> WHAT YOU NEED TO DO: Every entry here should be copied exactly.

(Records from a data source)
====================

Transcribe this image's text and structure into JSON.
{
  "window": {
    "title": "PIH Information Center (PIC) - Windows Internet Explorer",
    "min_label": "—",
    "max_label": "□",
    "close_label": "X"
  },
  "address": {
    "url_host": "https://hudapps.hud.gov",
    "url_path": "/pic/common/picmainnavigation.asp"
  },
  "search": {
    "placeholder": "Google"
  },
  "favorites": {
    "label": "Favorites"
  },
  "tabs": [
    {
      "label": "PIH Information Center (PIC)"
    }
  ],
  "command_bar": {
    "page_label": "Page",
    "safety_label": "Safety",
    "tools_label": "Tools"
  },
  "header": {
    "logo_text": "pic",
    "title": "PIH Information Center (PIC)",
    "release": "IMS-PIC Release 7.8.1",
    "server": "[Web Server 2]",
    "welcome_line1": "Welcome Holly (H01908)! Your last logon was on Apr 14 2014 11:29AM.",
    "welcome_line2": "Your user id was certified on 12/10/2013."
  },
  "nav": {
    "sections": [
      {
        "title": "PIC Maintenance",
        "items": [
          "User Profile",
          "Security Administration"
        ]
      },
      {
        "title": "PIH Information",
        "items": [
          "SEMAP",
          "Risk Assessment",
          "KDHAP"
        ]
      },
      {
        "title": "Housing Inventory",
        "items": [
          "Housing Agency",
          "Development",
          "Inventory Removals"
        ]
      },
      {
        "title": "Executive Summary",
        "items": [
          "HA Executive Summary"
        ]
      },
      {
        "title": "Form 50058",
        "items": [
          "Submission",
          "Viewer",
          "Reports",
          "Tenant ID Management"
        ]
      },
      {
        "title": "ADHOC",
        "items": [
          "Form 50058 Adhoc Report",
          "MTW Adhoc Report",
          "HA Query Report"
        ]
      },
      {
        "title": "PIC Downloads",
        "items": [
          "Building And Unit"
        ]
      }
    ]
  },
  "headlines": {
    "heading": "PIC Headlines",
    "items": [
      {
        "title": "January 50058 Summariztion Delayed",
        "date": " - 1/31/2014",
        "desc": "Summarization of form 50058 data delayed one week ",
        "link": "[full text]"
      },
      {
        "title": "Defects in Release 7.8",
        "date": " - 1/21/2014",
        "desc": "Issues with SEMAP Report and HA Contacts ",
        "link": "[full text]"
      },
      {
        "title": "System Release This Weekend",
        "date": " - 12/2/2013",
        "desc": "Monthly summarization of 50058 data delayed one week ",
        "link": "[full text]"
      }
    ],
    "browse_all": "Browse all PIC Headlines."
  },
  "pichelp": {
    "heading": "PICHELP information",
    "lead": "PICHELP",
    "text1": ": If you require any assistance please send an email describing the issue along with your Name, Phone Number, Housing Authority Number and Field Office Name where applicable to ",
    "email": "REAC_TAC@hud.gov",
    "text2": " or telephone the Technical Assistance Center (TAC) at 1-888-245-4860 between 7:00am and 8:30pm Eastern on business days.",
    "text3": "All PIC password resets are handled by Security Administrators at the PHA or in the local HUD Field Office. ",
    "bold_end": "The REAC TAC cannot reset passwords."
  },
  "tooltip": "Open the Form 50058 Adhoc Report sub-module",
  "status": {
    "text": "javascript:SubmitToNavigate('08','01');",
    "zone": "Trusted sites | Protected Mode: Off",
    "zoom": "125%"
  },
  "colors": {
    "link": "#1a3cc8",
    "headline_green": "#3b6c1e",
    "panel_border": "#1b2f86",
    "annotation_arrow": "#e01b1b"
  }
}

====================

> YOUR SOLUTION:
Transcribe this image's text and structure into JSON.
{
  "window": {
    "title": "PIH Information Center (PIC) - Windows Internet Explorer",
    "min_label": "—",
    "max_label": "□",
    "close_label": "X"
  },
  "address": {
    "url_host": "https://hudapps.hud.gov",
    "url_path": "/pic/common/picmainnavigation.asp"
  },
  "search": {
    "placeholder": "Google"
  },
  "favorites": {
    "label": "Favorites"
  },
  "tabs": [
    {
      "label": "PIH Information Center (PIC)"
    }
  ],
  "command_bar": {
    "page_label": "Page",
    "safety_label": "Safety",
    "tools_label": "Tools"
  },
  "header": {
    "logo_text": "pic",
    "title": "PIH Information Center (PIC)",
    "release": "IMS-PIC Release 7.8.1",
    "server": "[Web Server 2]",
    "welcome_line1": "Welcome Holly (H01908)! Your last logon was on Apr 14 2014 11:29AM.",
    "welcome_line2": "Your user id was certified on 12/10/2013."
  },
  "nav": {
    "sections": [
      {
        "title": "PIC Maintenance",
        "items": [
          "User Profile",
          "Security Administration"
        ]
      },
      {
        "title": "PIH Information",
        "items": [
          "SEMAP",
          "Risk Assessment",
          "KDHAP"
        ]
      },
      {
        "title": "Housing Inventory",
        "items": [
          "Housing Agency",
          "Development",
          "Inventory Removals"
        ]
      },
      {
        "title": "Executive Summary",
        "items": [
          "HA Executive Summary"
        ]
      },
      {
        "title": "Form 50058",
        "items": [
          "Submission",
          "Viewer",
          "Reports",
          "Tenant ID Management"
        ]
      },
      {
        "title": "ADHOC",
        "items": [
          "Form 50058 Adhoc Report",
          "MTW Adhoc Report",
          "HA Query Report"
        ]
      },
      {
        "title": "PIC Downloads",
        "items": [
          "Building And Unit"
        ]
      }
    ]
  },
  "headlines": {
    "heading": "PIC Headlines",
    "items": [
      {
        "title": "January 50058 Summariztion Delayed",
        "date": " - 1/31/2014",
        "desc": "Summarization of form 50058 data delayed one week ",
        "link": "[full text]"
      },
      {
        "title": "Defects in Release 7.8",
        "date": " - 1/21/2014",
        "desc": "Issues with SEMAP Report and HA Contacts ",
        "link": "[full text]"
      },
      {
        "title": "System Release This Weekend",
        "date": " - 12/2/2013",
        "desc": "Monthly summarization of 50058 data delayed one week ",
        "link": "[full text]"
      }
    ],
    "browse_all": "Browse all PIC Headlines."
  },
  "pichelp": {
    "heading": "PICHELP information",
    "lead": "PICHELP",
    "text1": ": If you require any assistance please send an email describing the issue along with your Name, Phone Number, Housing Authority Number and Field Office Name where applicable to ",
    "email": "REAC_TAC@hud.gov",
    "text2": " or telephone the Technical Assistance Center (TAC) at 1-888-245-4860 between 7:00am and 8:30pm Eastern on business days.",
    "text3": "All PIC password resets are handled by Security Administrators at the PHA or in the local HUD Field Office. ",
    "bold_end": "The REAC TAC cannot reset passwords."
  },
  "tooltip": "Open the Form 50058 Adhoc Report sub-module",
  "status": {
    "text": "javascript:SubmitToNavigate('08','01');",
    "zone": "Trusted sites | Protected Mode: Off",
    "zoom": "125%"
  },
  "colors": {
    "link": "#1a3cc8",
    "headline_green": "#3b6c1e",
    "panel_border": "#1b2f86",
    "annotation_arrow": "#e01b1b"
  }
}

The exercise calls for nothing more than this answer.